Omnidirectional Treadmills

Omnidirectional Treadmills

This is probably one of the most extravagant and impractical VR accessories you can buy, but it also literally opens up the VR world for you without the fear that you’ll literally hit a wall in real life. Basically, an omnidirectional treadmill allows you to walk (or run) in any direction you want. Advanced models let you jump and crouch as well. There are basic units that only allow a sort of shuffling walk and others, such as the Virtuix Omni, that let you run as fast as your legs can go, with the help of special low-friction shoes and a harness.

The big value proposition of these treadmills is that they allow you to explore the VR world freely and naturally. Playing something like Skyrim VR means you can walk for miles through the forests and mountains, rather than feeling like a guy in a chair being pushed through the fantasy world like a medieval Professor X from the X-men.

The big, high-end devices like the Omni are incredibly expensive and it’s really just VR arcades that buy these, but more basic models for consumer use are available. At the high end we are talking thousands of dollars just for the treadmill, but if you’re a hardcore VR fan then this is a massive leap in immersiveness.

Foot Motion Controllers

Omnidirectional treadmills are awesome, but for 99% of people they just aren’t practical or affordable. Does that mean you have to be bound to a chair or thumbstick movement controls forever? It turns out there is a middle ground.

Foot motion controllers, like the one from 3dRudder, take subtle inputs from your feet and then interpret them as walking, running, jumping, or crouching. I’ve seen some solutions that attach to your shoes and others that work more like the old Wii balance board, where you shift your weight in the direction you want to go. It might not be actual walking, but it does free up your hands from doing double duty as both hands and feet.

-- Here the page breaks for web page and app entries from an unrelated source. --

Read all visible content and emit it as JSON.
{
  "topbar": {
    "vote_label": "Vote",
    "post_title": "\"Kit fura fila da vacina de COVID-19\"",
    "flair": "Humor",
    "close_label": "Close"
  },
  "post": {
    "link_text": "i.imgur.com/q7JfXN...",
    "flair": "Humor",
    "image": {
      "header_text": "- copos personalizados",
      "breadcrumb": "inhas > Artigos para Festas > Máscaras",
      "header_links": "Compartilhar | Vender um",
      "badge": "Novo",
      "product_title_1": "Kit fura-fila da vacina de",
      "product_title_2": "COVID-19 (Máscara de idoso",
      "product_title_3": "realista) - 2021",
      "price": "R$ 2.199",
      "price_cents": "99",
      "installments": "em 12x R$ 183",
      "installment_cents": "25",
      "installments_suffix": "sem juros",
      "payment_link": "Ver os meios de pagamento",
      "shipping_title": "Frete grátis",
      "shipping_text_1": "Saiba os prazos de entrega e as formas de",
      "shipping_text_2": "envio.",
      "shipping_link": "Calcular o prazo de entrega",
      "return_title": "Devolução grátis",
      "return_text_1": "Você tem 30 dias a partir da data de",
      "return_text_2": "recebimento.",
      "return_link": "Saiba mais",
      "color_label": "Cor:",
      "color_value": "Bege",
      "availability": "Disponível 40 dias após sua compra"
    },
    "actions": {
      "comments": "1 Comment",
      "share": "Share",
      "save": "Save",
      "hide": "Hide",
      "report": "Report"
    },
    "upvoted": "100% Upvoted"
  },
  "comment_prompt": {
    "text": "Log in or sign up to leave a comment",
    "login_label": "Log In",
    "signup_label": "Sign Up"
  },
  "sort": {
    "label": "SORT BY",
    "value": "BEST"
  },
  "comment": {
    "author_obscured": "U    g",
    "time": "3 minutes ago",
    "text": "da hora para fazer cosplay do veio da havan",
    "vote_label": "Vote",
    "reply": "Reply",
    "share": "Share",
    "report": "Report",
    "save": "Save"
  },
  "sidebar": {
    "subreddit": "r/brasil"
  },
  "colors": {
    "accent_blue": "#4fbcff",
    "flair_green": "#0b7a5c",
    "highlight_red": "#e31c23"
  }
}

Cockpit Motion Engines

VRMotion

In my article on how to build a pro racing rig I briefly talked about cockpit motion simulators. While they have a big role to play in high-end racing setups, VR or otherwise, they really apply to any sort of cockpit-based VR game from flight sims to stompy sci-fi mech games. A cockpit motion engine attached to a cockpit sim frame moves the whole thing to let you feel what’s happening in VR.

You may have seen the ultra high-end version of this at theme parks or malls, where you sit inside a virtual roller coaster. There are powerful hydraulic arms that shake and move the cab around to give you a simulated roller coaster feel. The ones you can buy for home use obviously can’t flip you upside down or tilt the whole platform the way that big theme park rigs can, but it’s still an amazing experience to feel full-body roll and shudder.

In fact, these systems have clever tricks to make you feel like you’re spinning or moving further than you actually are. It’s a pretty advanced piece of technology and you’re likely to pay thousands of dollars for this add-on as it stands. If you are super serious about your sims however, few things can top this technology.

Smell Simulators

Feelreal Kickstarter

VR is covering almost all of the senses. Sight, sound, touch, texture, and even hot and cold are possible. So what about smell? It might not be the flashiest aspect of VR, but smell is an important part of how we perceive the world. For one thing, smell is the strongest trigger of memory and is therefore also something that helps cement experiences as real.

Generating smells is pretty hard. We don’t have the technology to synthesize whatever chemical we need to produce a given smell. So olfactory VR attachments have a limited palette of odors. The most well-known commercial product is the FeelReal scent mask, which reached its crowdfunding goal at the start of 2019. This device attaches to the bottom of existing VR headsets and covers your nose. As VR tech goes, this is pretty niche, but in the future we may have devices that can simulate a wide variety of smells. Maybe the smell of blood will make people less likely to shoot the enemy in VR. You know what – I think I’d turn that off in the settings.